**Task item**. Every picture should be left out, but the lines below must be repeated exactly.

Extracted data entries:
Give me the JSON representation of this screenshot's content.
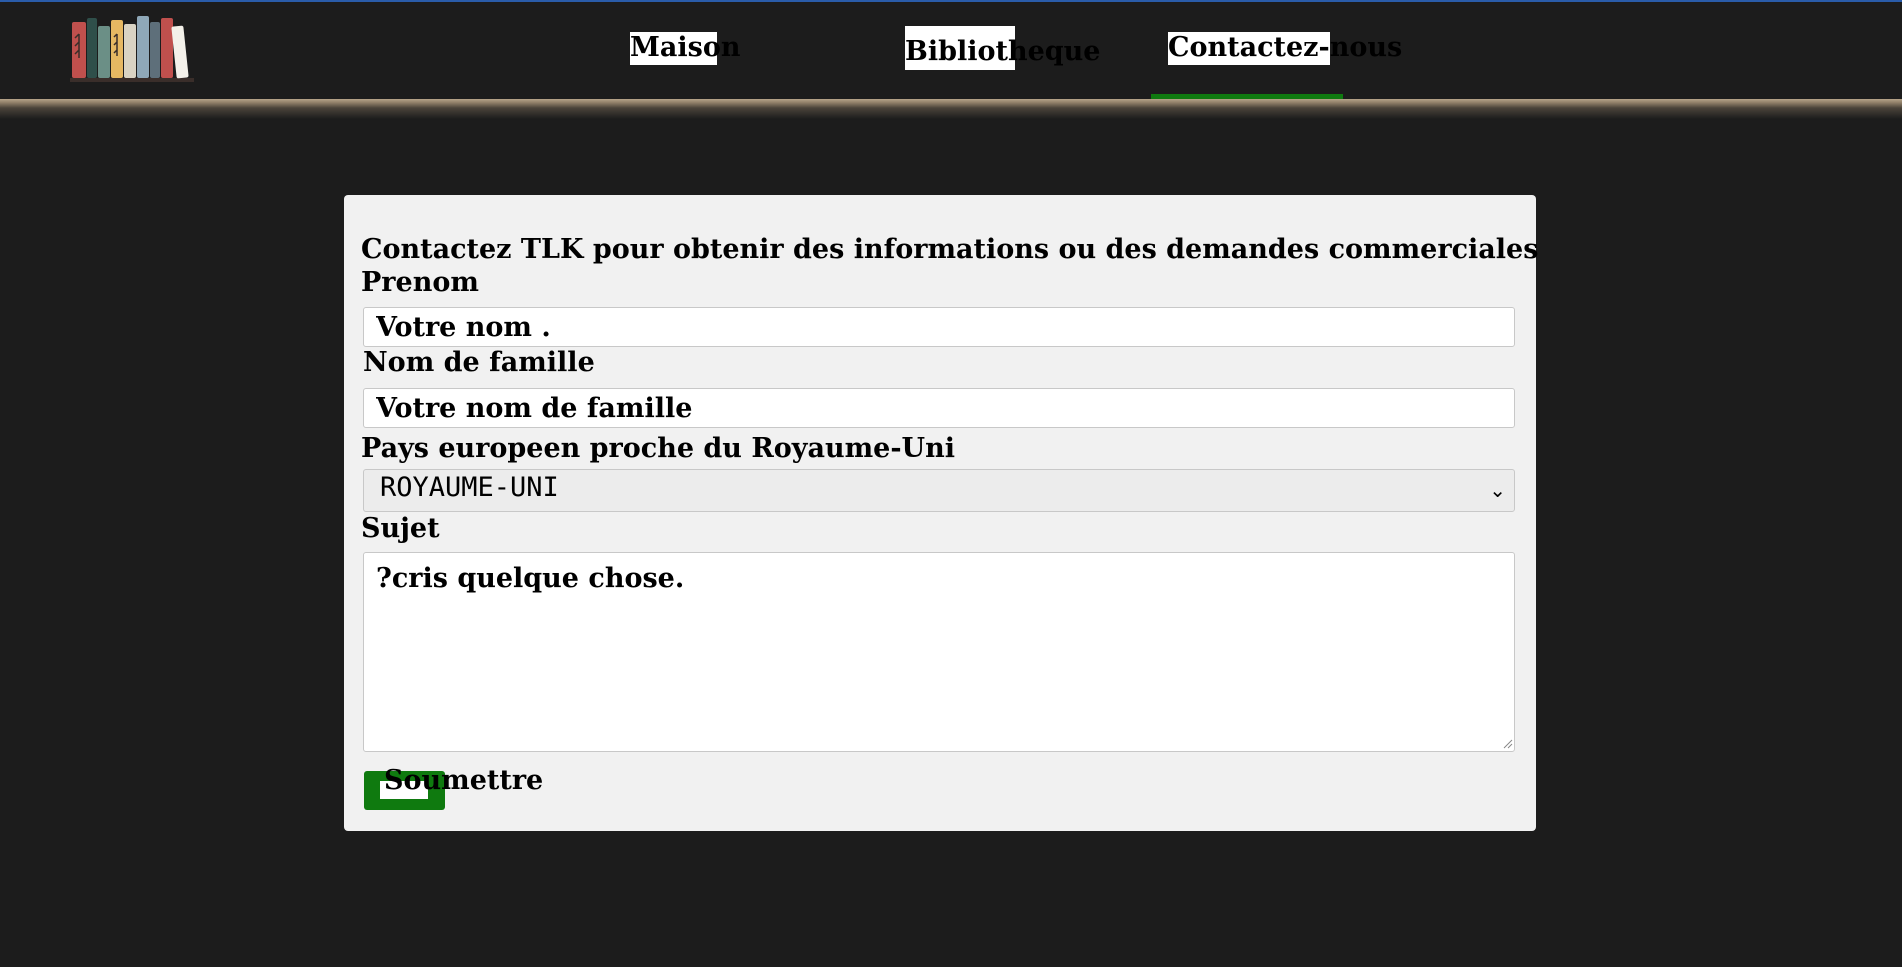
{
  "nav": {
    "links": [
      {
        "label": "Maison"
      },
      {
        "label": "Bibliotheque"
      },
      {
        "label": "Contactez-nous",
        "active": true
      }
    ],
    "active_color": "#0f7a0f",
    "logo_icon": "books-shelf-icon"
  },
  "form": {
    "heading": "Contactez TLK pour obtenir des informations ou des demandes commerciales",
    "first_name": {
      "label": "Prenom",
      "placeholder": "Votre nom ."
    },
    "last_name": {
      "label": "Nom de famille",
      "placeholder": "Votre nom de famille"
    },
    "country": {
      "label": "Pays europeen proche du Royaume-Uni",
      "selected": "ROYAUME-UNI"
    },
    "subject": {
      "label": "Sujet",
      "placeholder": "?cris quelque chose."
    },
    "submit_label": "Soumettre",
    "submit_color": "#0f7a0f"
  },
  "colors": {
    "page_bg": "#1c1c1c",
    "card_bg": "#f1f1f1",
    "top_line": "#2a5caa"
  }
}
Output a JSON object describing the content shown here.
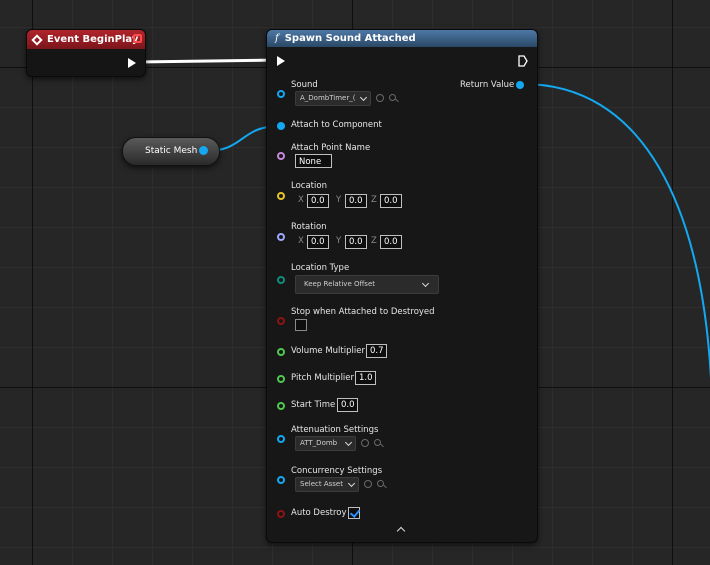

**Reply**.
Give me the JSON representation of this screenshot's content.
{
  "nav": {
    "links": [
      {
        "label": "Maison"
      },
      {
        "label": "Bibliotheque"
      },
      {
        "label": "Contactez-nous",
        "active": true
      }
    ],
    "active_color": "#0f7a0f",
    "logo_icon": "books-shelf-icon"
  },
  "form": {
    "heading": "Contactez TLK pour obtenir des informations ou des demandes commerciales",
    "first_name": {
      "label": "Prenom",
      "placeholder": "Votre nom ."
    },
    "last_name": {
      "label": "Nom de famille",
      "placeholder": "Votre nom de famille"
    },
    "country": {
      "label": "Pays europeen proche du Royaume-Uni",
      "selected": "ROYAUME-UNI"
    },
    "subject": {
      "label": "Sujet",
      "placeholder": "?cris quelque chose."
    },
    "submit_label": "Soumettre",
    "submit_color": "#0f7a0f"
  },
  "colors": {
    "page_bg": "#1c1c1c",
    "card_bg": "#f1f1f1",
    "top_line": "#2a5caa"
  }
}
Output a JSON object describing the content shown here.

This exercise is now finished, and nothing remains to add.